- [What needs to be done] Look through the entries below and return all lines including the word "городской".

- [Supplied records]
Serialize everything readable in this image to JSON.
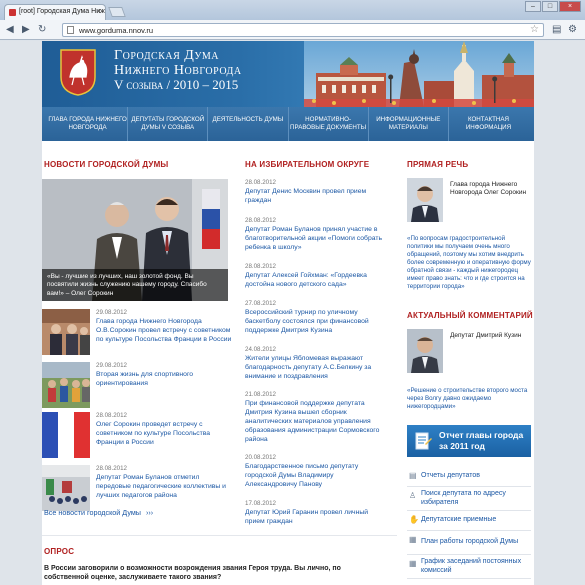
{
  "browser": {
    "tab_title": "[root] Городская Дума Ниж",
    "tab_close": "×",
    "url": "www.gorduma.nnov.ru"
  },
  "header": {
    "line1": "Городская Дума",
    "line2": "Нижнего Новгорода",
    "line3": "V созыва / 2010 – 2015"
  },
  "menu": [
    "Глава города Нижнего Новгорода",
    "Депутаты городской Думы V созыва",
    "Деятельность Думы",
    "Нормативно-правовые документы",
    "Информационные материалы",
    "Контактная информация"
  ],
  "news": {
    "heading": "Новости городской Думы",
    "hero_caption": "«Вы - лучшие из лучших, наш золотой фонд. Вы посвятили жизнь служению нашему городу. Спасибо вам!» – Олег Сорокин",
    "items": [
      {
        "date": "29.08.2012",
        "title": "Глава города Нижнего Новгорода О.В.Сорокин провел встречу с советником по культуре Посольства Франции в России"
      },
      {
        "date": "29.08.2012",
        "title": "Вторая жизнь для спортивного ориентирования"
      },
      {
        "date": "28.08.2012",
        "title": "Олег Сорокин проведет встречу с советником по культуре Посольства Франции в России"
      },
      {
        "date": "28.08.2012",
        "title": "Депутат Роман Буланов отметил передовые педагогические коллективы и лучших педагогов района"
      }
    ],
    "all_link": "Все новости городской Думы",
    "all_arrow": "›››"
  },
  "district": {
    "heading": "На избирательном округе",
    "items": [
      {
        "date": "28.08.2012",
        "title": "Депутат Денис Москвин провел прием граждан"
      },
      {
        "date": "28.08.2012",
        "title": "Депутат Роман Буланов принял участие в благотворительной акции «Помоги собрать ребенка в школу»"
      },
      {
        "date": "28.08.2012",
        "title": "Депутат Алексей Гойхман: «Гордеевка достойна нового детского сада»"
      },
      {
        "date": "27.08.2012",
        "title": "Всероссийский турнир по уличному баскетболу состоялся при финансовой поддержке Дмитрия Кузина"
      },
      {
        "date": "24.08.2012",
        "title": "Жители улицы Ябломевая выражают благодарность депутату А.С.Белкину за внимание и поздравления"
      },
      {
        "date": "21.08.2012",
        "title": "При финансовой поддержке депутата Дмитрия Кузина вышел сборник аналитических материалов управления образования администрации Сормовского района"
      },
      {
        "date": "20.08.2012",
        "title": "Благодарственное письмо депутату городской Думы Владимиру Александровичу Панову"
      },
      {
        "date": "17.08.2012",
        "title": "Депутат Юрий Гаранин провел личный прием граждан"
      }
    ]
  },
  "direct": {
    "heading": "Прямая речь",
    "person": "Глава города Нижнего Новгорода Олег Сорокин",
    "quote": "«По вопросам градостроительной политики мы получаем очень много обращений, поэтому мы хотим внедрить более современную и оперативную форму обратной связи - каждый нижегородец имеет право знать: что и где строится на территории города»"
  },
  "comment": {
    "heading": "Актуальный комментарий",
    "person": "Депутат Дмитрий Кузин",
    "quote": "«Решение о строительстве второго моста через Волгу давно ожидаемо нижегородцами»"
  },
  "report_button": "Отчет главы города за 2011 год",
  "quick_links": [
    {
      "icon": "document-icon",
      "label": "Отчеты депутатов"
    },
    {
      "icon": "person-search-icon",
      "label": "Поиск депутата по адресу избирателя"
    },
    {
      "icon": "handshake-icon",
      "label": "Депутатские приемные"
    },
    {
      "icon": "calendar-icon",
      "label": "План работы городской Думы"
    },
    {
      "icon": "calendar-icon",
      "label": "График заседаний постоянных комиссий"
    }
  ],
  "poll": {
    "heading": "Опрос",
    "question": "В России заговорили о возможности возрождения звания Героя труда. Вы лично, по собственной оценке, заслуживаете такого звания?"
  },
  "colors": {
    "accent_red": "#b02020",
    "link_blue": "#1b57a4",
    "header_blue": "#1f5d96"
  }
}
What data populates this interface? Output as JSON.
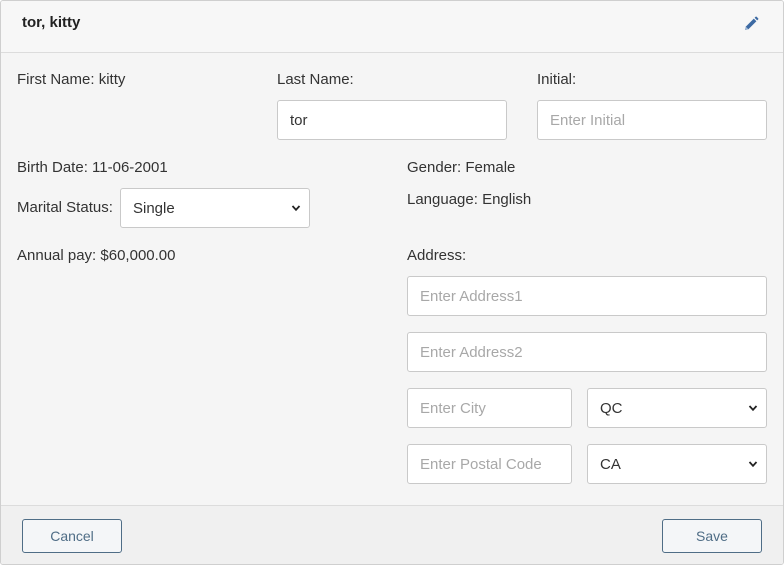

- [Completed task]
    "Депутаты городской Думы V созыва",
    "heading": "Новости городской Думы",
    "all_link": "Все новости городской Думы",
        "title": "Благодарственное письмо депутату городской Думы Владимиру Александровичу Панову"
      "label": "План работы городской Думы"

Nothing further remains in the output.